On how many lines of the data below does the word "your" appear? Reply with the number only.

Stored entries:
---------------
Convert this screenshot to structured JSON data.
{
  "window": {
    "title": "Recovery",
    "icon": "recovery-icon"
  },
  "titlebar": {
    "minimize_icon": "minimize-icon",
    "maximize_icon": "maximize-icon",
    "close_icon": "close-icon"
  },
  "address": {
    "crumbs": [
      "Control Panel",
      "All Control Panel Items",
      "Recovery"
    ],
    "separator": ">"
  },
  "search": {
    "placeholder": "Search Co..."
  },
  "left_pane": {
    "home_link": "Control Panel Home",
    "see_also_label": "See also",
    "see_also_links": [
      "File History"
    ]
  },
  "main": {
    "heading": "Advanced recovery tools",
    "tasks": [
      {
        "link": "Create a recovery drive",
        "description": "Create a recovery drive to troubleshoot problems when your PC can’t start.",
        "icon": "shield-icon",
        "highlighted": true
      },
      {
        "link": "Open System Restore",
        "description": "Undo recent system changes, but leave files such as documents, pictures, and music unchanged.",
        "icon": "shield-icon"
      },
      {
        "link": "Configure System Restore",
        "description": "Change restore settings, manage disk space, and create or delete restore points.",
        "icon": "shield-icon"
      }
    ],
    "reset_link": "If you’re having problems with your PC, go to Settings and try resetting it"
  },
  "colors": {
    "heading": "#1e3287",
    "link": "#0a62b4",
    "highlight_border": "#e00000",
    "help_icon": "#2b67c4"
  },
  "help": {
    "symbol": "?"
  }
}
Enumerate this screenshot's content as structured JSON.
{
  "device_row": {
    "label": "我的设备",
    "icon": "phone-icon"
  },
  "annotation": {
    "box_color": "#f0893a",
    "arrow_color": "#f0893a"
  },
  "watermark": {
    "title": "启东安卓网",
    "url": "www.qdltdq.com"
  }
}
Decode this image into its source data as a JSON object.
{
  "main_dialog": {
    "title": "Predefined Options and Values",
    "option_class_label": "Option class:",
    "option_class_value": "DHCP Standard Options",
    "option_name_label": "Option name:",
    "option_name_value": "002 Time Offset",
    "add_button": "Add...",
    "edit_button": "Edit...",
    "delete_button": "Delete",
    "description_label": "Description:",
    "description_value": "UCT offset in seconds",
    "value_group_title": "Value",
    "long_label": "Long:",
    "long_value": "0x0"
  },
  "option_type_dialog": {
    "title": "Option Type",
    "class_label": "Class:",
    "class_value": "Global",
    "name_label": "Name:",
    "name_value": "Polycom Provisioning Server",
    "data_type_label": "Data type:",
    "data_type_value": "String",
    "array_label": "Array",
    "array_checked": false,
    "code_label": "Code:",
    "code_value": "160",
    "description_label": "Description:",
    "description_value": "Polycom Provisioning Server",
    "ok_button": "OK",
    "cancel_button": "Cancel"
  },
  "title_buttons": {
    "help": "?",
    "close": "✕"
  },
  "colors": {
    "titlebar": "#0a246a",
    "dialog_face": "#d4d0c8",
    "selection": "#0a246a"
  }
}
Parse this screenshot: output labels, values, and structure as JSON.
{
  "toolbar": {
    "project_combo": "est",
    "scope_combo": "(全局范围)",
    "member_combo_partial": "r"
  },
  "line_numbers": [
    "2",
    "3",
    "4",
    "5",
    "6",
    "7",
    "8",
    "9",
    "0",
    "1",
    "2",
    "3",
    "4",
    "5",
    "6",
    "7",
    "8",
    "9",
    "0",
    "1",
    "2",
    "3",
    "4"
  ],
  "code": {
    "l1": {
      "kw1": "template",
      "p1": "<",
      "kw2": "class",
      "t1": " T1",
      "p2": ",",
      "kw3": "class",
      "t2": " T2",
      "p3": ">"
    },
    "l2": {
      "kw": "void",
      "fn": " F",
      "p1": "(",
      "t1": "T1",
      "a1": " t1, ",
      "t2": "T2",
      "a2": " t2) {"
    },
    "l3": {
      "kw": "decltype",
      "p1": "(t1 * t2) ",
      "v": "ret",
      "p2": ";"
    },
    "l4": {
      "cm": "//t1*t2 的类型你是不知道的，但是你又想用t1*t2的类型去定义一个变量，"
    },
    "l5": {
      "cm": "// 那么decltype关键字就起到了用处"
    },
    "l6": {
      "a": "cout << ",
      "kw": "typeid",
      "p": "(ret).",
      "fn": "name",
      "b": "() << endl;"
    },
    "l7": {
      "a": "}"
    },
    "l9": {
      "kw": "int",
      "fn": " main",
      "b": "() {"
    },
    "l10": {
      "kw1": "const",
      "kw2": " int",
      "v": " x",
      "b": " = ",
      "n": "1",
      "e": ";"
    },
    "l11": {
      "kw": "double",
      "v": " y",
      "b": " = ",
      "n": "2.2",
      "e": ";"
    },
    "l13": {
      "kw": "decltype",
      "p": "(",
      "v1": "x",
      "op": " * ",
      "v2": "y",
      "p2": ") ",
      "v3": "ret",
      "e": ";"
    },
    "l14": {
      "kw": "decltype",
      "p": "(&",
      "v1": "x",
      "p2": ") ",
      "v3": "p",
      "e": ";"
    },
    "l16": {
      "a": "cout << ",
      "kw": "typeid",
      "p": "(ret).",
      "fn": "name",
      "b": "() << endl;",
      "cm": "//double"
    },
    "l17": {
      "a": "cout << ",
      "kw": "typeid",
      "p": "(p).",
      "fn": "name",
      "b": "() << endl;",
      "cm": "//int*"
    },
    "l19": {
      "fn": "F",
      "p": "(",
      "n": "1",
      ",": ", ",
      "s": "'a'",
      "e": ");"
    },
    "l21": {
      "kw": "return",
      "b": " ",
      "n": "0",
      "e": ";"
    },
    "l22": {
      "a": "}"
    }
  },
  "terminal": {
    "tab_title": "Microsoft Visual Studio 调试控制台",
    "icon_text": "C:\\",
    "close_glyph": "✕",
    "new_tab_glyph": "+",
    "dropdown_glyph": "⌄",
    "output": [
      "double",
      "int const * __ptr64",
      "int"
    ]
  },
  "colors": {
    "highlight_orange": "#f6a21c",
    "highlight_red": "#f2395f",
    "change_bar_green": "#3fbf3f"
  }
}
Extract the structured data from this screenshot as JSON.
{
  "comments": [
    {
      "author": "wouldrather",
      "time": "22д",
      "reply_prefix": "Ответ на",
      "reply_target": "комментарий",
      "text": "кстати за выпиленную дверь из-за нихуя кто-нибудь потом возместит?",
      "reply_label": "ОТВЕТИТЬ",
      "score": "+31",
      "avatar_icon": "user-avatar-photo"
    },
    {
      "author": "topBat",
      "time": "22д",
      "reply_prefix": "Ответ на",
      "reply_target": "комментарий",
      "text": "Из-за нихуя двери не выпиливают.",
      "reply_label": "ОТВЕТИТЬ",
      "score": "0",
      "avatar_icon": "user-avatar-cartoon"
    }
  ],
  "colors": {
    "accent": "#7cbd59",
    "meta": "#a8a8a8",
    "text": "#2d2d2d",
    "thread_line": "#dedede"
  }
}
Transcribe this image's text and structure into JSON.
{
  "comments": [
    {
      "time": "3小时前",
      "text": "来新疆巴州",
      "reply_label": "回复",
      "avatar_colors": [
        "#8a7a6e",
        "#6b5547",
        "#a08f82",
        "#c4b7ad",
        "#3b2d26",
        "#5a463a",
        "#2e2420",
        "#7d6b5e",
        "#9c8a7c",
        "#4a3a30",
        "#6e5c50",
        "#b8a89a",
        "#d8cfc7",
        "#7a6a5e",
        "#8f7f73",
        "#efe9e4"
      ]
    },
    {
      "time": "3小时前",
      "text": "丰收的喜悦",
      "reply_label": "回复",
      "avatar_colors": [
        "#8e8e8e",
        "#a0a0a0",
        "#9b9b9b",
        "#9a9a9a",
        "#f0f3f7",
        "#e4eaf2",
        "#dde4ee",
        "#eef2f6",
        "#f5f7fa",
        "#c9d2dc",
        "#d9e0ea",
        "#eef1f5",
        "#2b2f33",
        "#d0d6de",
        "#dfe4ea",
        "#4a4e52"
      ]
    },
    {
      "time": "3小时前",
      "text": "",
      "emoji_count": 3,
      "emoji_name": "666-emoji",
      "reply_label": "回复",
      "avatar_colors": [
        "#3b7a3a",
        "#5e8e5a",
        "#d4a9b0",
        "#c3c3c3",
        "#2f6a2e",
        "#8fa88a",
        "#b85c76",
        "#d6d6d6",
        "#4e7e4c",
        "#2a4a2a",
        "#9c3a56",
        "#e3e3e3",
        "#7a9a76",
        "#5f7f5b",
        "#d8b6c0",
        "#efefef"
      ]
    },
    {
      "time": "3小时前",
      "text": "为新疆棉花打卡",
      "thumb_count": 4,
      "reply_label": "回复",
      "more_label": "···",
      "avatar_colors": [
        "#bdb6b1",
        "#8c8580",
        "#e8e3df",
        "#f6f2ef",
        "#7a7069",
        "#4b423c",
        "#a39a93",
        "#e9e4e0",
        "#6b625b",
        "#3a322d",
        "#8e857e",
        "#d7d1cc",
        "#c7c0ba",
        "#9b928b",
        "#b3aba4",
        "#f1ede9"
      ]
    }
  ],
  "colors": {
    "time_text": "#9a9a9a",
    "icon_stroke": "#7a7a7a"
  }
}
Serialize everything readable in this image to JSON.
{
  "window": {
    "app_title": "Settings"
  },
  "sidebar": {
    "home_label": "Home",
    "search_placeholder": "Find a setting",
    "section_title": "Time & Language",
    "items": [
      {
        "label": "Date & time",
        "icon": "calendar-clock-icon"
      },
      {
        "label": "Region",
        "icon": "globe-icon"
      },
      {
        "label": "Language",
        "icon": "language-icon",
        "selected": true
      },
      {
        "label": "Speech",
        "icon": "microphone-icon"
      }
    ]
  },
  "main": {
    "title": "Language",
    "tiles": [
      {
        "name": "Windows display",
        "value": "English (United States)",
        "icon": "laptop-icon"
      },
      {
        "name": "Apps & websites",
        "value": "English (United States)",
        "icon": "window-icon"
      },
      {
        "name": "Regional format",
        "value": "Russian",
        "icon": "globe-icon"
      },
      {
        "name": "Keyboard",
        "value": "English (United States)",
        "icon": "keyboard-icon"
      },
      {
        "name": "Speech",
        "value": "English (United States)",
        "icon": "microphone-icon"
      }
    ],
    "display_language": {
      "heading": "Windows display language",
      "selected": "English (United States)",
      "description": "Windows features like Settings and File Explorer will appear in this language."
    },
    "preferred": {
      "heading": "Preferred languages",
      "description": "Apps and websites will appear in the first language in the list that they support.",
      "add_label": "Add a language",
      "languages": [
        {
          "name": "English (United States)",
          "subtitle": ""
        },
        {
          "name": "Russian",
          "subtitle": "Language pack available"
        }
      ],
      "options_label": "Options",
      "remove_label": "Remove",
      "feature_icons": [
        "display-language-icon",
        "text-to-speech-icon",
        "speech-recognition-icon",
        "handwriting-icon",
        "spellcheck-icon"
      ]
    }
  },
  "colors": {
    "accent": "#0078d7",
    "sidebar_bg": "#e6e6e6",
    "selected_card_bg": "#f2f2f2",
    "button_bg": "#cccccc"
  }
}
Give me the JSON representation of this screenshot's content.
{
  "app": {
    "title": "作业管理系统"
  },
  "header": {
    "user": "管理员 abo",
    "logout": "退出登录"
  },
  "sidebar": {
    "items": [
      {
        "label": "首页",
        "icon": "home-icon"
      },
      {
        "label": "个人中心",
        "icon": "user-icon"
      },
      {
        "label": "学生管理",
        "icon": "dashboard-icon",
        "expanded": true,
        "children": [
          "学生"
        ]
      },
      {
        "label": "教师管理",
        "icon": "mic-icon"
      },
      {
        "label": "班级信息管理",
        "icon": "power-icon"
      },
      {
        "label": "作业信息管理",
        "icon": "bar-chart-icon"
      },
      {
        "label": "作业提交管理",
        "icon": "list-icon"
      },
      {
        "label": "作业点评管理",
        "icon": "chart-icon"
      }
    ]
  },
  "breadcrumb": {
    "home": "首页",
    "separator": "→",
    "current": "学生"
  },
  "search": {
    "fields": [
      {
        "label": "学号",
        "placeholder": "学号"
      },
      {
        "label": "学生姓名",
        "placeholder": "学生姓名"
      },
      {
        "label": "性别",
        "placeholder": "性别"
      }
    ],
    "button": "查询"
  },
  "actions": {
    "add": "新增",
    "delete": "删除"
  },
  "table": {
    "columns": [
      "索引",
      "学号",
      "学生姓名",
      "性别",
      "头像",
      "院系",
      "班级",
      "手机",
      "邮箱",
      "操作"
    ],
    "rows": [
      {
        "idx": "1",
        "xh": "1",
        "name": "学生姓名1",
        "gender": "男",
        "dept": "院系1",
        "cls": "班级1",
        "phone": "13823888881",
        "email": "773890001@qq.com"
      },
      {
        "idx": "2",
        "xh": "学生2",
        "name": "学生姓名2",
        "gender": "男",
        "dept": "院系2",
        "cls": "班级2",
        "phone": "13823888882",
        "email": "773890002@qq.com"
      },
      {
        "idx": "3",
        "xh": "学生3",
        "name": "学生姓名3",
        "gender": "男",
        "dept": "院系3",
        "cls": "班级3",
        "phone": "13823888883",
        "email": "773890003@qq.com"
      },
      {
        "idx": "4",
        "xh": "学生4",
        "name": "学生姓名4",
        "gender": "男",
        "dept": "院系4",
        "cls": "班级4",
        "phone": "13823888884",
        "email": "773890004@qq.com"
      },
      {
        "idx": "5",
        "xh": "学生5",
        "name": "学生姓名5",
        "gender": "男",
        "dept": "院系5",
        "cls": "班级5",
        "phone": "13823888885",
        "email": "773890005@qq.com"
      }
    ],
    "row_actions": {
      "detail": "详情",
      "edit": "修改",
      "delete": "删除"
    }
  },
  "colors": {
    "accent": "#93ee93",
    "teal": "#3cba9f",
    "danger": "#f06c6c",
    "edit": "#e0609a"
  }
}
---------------
ANSWER BOX: 2